(Beginning of Input material)
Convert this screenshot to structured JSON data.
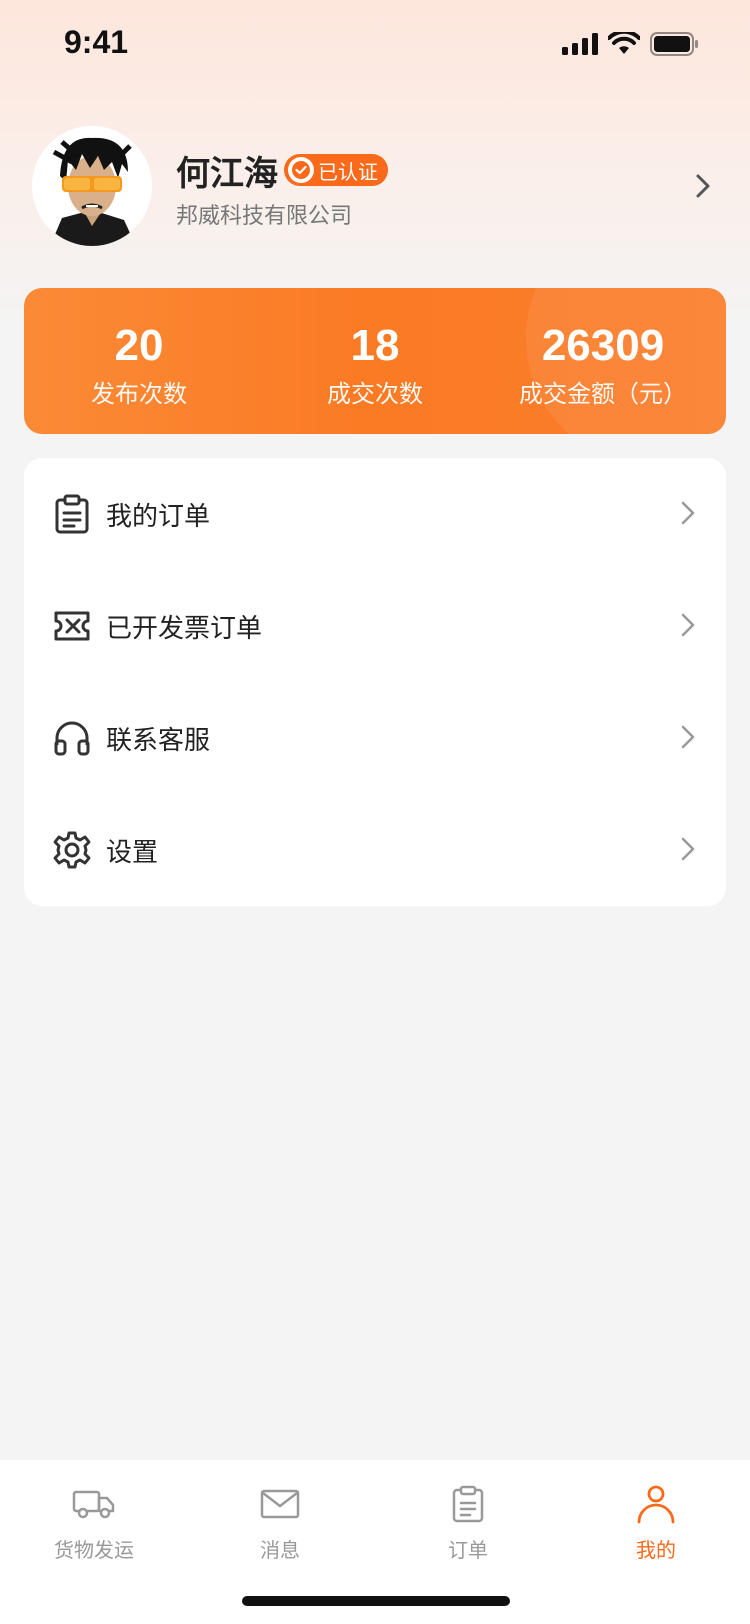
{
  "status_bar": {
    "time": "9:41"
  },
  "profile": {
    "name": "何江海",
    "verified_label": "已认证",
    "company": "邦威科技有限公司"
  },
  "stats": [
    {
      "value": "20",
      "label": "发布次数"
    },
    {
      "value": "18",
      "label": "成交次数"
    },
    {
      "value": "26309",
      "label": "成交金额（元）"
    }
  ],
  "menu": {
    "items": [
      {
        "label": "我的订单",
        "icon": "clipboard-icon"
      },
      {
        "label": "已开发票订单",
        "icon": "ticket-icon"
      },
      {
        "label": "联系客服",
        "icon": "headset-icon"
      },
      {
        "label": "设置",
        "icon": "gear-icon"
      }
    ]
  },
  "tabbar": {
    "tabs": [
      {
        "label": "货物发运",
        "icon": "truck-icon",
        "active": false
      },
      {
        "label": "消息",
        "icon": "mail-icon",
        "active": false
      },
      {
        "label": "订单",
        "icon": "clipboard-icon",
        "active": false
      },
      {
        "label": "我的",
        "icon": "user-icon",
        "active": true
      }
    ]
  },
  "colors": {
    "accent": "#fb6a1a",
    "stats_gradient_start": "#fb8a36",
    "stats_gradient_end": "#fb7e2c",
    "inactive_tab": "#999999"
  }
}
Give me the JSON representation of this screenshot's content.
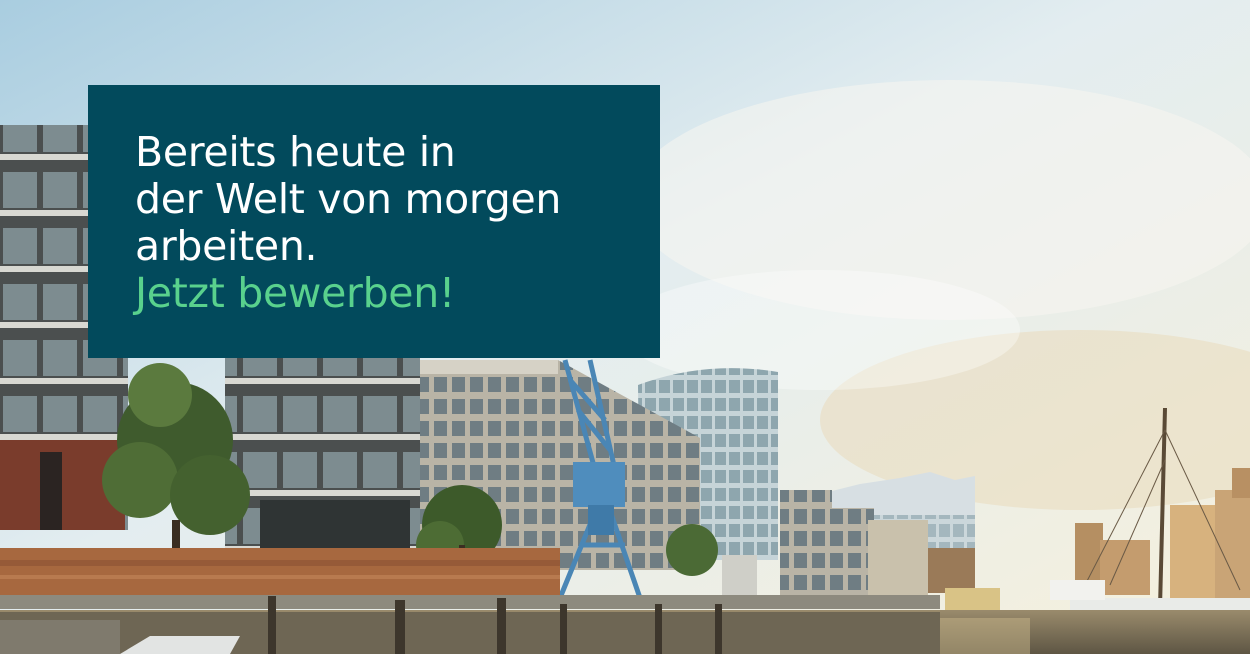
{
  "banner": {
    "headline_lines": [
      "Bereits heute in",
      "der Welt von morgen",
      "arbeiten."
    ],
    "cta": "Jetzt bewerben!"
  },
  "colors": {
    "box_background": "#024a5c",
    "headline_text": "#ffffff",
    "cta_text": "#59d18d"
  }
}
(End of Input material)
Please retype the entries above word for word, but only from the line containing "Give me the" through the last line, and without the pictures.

Give me the JSON representation of this screenshot's content.
{
  "banner": {
    "headline_lines": [
      "Bereits heute in",
      "der Welt von morgen",
      "arbeiten."
    ],
    "cta": "Jetzt bewerben!"
  },
  "colors": {
    "box_background": "#024a5c",
    "headline_text": "#ffffff",
    "cta_text": "#59d18d"
  }
}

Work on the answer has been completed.